A few weeks ago, a buddy of mine came over for movie night with three wagyu ribeyes from Balducci's. Even though they were probably of the more modest marbling grades, the quality of the fat was still incredible - practically crumbly when pinched, like suet. Cooked, the wagyu retained that gelatinous texture that makes it so unlike a conventional steak. Two of them I broke down into nibble-sized slices, very quickly seared on hot cast iron. The third, I tried slowly warming through on a wire rack in a very low oven, then quickly seared both faces before resting and serving. I was worried that it would shrink excessively, but the slow warming seemed to work okay.

And on one final tangent, the beef steaks in the case at WFM Kentlands were shockingly unmarbled...all of them. Signs everywhere proudly announced that it was grass-fed beef (from South America?), but even the ribeyes looked entirely too lean. I mean, seriously not what I look for in a steak. Very disappointing, especially since I used to get some decent pieces of meat there even though it's not one of the big new locations with in-house dry aging equipment.

Link to comment
Share on other sites

Firentina in Tuscany will ahve no marbling as it is grass fed beef from cattle that walk freely all their lives {at least the read deal Chianina beef}. Yet is is the best steak I have had. It is served blood rare {at Mario in Florence the sign giving the price of the Bistecca reads "La Fiorentina come Com'era" {if I recall correctly} which means the Fiorentina is as it comes. If you have 90 Euro and want to induce a food coma, go to Mario and have one of Dado's 3 inch thick specials.

It will weigh 1.9 kilo and he will charge you anywhere from 15 etti to 22 etti {un etto is 100 grams} depending on how deserving he thinks you are {the best we ever got on our own was 18 for steak weighing 19 on the nose.... the first time we were there our 19 kilo on the nose steak somehow grew to 2.2 on our bill. We did not think it a good idea to argue with a 6'3" chef with a 12" steak breaking knife and a cleaver the size of Delaware. When we got the bill, he had an entire loin on his shoulder, was smoking a cigarette and was drinking a glass of grappa, with a look of someone with nothing better to do than stand around with 100+# of steak on his shoulder. The 15 etti charge came when we dined with a Florentine regular. Again the steak was a perfect 1.9 kilo.

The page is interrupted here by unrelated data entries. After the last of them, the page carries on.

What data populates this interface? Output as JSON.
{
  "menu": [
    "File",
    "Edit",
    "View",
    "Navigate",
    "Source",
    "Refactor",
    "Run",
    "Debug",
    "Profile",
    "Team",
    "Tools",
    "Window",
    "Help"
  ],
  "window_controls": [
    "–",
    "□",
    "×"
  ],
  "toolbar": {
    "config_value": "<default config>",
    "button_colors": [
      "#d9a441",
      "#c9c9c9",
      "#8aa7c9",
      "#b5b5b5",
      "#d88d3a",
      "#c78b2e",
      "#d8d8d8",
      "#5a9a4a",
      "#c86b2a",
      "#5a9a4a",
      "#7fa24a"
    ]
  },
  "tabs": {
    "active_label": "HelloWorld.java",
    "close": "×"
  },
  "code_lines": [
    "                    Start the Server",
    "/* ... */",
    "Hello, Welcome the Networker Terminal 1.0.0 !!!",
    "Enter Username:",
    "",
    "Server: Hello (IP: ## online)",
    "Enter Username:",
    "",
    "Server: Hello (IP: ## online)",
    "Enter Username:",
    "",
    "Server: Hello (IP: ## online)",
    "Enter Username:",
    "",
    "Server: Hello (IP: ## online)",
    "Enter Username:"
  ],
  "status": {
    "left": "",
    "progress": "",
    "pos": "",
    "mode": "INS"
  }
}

Link to comment
Share on other sites

I've only had Chianina once, in Montepulciano (which is in the Val di Chiana, after all) and even then I knew a full-on Fiorentina would be too much, so the proprietor offered to butcher me an end cut of approx 6 etti. Seared quickly and nothing more. As lean as it is, any excess heat would only have toughened it.

It was delicious, but...clearly I need to get all the way up to Firenze!

Link to comment
Share on other sites

Create an account or sign in to comment

You need to be a member in order to leave a comment

Create an account

Sign up for a new account in our community. It's easy!

Register a new account

Sign in

Already have an account? Sign in here.

Sign In Now
 Share

×
×
  • Create New...